Macedonio Guerra (Brandon Morris) is a Puerto Rican professional wrestler from the Bronx who grew up watching wrestling matches on TV with his brothers, and playing with the action figures modeled after the wrestlers they so admired. Today he works for the fictional wrestling franchise THE Wrestling, run by Everett K. Olson (Gregg Weiner), where he spends his time in the ring making other wrestlers look good. Despite his wrestling expertise Macedonio (Mace) has never won a professional wrestling match, because he has never been allowed to. He is part of the theatrics behind professional wrestling that sells tickets through image and hype. As he says: "In wrestling nobody takes the other guy down without the help of the other guy." While it is his carefully staged talent in the ring that allows less capable wrestlers such as Chad Deity (Donte Bonner) to look good, it is the same talent that makes Mace look like he's not a good wrestler to the public.
The latest THE Wrestling acquisition is edgy, young Vigneshwar Paduar (Adam Bashian), who is of Indian decent. Paduar (VP) is costumed and presented to the public as a hodge-podge of every possible undesirable Middle-Eastern element. His only wrestling move is a "sleeper cell kick" with which he crushes his opponents. Mace is understandably irritated and amused by the wrestling personas he and Paduar assume, fraught with gross and inconsistent ethnic stereotypes, in order to keep the hype alive. Egotistical wrestlers like Deity even feed into their own press forgetting to what they owe their success. Along with muscled bravado, outrageous characters, and super-hero styled spandex costumes, it is all a bi-product of the money making machine of professional wrestling.
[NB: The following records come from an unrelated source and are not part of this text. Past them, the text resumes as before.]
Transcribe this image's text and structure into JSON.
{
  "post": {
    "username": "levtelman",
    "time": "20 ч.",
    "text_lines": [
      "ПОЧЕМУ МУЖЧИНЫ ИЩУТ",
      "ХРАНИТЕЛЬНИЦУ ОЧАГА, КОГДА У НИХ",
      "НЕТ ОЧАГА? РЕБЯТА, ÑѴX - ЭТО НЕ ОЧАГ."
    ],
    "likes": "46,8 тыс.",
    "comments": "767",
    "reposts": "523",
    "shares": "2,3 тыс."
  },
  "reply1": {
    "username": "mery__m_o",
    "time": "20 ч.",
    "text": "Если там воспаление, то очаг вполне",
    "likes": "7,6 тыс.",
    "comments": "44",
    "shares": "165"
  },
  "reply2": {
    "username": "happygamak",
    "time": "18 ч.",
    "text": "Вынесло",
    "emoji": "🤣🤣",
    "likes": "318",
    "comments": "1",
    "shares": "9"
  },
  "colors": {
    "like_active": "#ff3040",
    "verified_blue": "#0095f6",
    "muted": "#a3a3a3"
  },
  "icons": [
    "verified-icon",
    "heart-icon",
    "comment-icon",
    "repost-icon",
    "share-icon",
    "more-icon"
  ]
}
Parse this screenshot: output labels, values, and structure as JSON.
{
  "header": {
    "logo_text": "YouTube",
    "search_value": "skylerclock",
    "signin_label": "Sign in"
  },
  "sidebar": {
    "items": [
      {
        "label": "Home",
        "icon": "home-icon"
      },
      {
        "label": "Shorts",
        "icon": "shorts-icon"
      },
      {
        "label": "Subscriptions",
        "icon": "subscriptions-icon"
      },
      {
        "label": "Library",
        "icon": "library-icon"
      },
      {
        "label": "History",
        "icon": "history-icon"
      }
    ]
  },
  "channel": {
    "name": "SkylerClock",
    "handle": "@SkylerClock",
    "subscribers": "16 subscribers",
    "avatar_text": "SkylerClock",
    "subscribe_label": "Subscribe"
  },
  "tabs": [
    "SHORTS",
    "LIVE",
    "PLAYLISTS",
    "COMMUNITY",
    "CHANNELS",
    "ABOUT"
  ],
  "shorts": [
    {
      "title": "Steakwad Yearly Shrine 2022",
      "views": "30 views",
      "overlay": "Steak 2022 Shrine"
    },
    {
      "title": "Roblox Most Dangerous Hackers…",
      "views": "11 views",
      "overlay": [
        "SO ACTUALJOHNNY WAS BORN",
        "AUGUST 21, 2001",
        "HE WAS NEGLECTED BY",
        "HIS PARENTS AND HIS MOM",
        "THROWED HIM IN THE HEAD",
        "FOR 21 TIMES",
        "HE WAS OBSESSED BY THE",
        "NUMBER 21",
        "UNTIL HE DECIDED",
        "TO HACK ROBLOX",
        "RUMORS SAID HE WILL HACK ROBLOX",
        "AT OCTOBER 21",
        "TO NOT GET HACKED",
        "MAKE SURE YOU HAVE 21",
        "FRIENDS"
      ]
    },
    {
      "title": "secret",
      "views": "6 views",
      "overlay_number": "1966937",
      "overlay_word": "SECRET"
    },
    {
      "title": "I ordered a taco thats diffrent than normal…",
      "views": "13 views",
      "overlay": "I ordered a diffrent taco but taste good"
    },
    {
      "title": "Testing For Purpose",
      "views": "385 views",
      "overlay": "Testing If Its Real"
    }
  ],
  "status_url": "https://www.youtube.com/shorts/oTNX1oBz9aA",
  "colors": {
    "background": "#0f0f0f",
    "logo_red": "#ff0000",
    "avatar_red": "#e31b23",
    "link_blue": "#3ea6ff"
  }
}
But, what becomes of the men like Mace and VP who have sacrificed in order for men like Deity to be the star? When is it their turn to be proudly recognized for who and what they are? It is all a cleverly written allegory examining racism and the potential costs of promoting the image of an all-American ideal.
With a wrestling ring center stage, the audience is treated to a pre-show smack down. It sets the scene for an evening where they are invited to cheer or boo for wrestlers who flex and pose as they eat up the adulation of the crowd. The staging makes great use of an onstage cameraman following the wrestlers around, while the footage is displayed on screen. It reinforces that much of what is occurring is being played for how it looks not what it really is underneath
Handsome "all-American heroes" like Chad Deity strut through the audience throwing dollar bills aloft. It's all part of the experience of his "elaborate entrance." Donte Bonner as Chad Deity has the smooth and cocky swagger of a wrestler at the peak of his popularity. He manages to capture the crowd's attention like a beautiful but spoiled child, which really is exactly what Deity is. Adam Bashian has great street cred as Paduar. His energy, accent, and body language all work together to make the character believable. Brandon Morris establishes the strongest relationship with the audience. He is ever present, monitoring and encouraging their response, without any of it effecting his pacing. His feel is personable and conversational, and while his character shares his observations of the situation, he manages to do it without steering them toward any conclusion but their own.
The Elaborate Entrance of Chad Deity is surprisingly entertaining. Our visit with the colorful world of wrestling provides a bit of a breath of fresh air. The meaningful message behind the premise sneaks into our conscious mind as it is presented in an unexpected way.
Playwright Kristoffer Diaz lives and works in Brooklyn, New York. He is a Playwright-in-Residence at Teatre Vista, a recipient of the Jerome Fellowship, the Future Aesthetics Artist Regrant, and the Van Lier Fellowship. In addition to The Elaborate Entrance Of Chad Deity his other works include Guernica, Welcome To Arroyo's, The Trophy Thieves: A High School Love Story, and #the revolution.
The Elaborate Entrance Of Chad Deity will be appearing through February 12, 2012, at the Caldwell Theatre. The Caldwell Theatre Company is a professional theatre company hiring local and non-local Equity and non-Equity actors. The Caldwell Theatre Company is designated by the State of Florida as a Cultural Institution and receives funding from the State of Florida through the Florida Department of State, the Florida Arts Council and the Division of Cultural Affairs. The Caldwell Theatre Company is located in the Count De Hoernle Theatre at 7901 N. Federal Highway in Boca Raton, Florida. Performance times are Wednesday through Saturday evenings at 8:00 PM, and Wednesday, Saturday and Sunday matinees at 2:00 PM. For information and/or tickets you may contact them by phone at 561-241-7432 or online at www.caldwelltheatre.com.
*Indicates member of the Actor's Equity Association, the Union of Professional Actors and Stage Managers in the United States.
Photo: Tim Bennett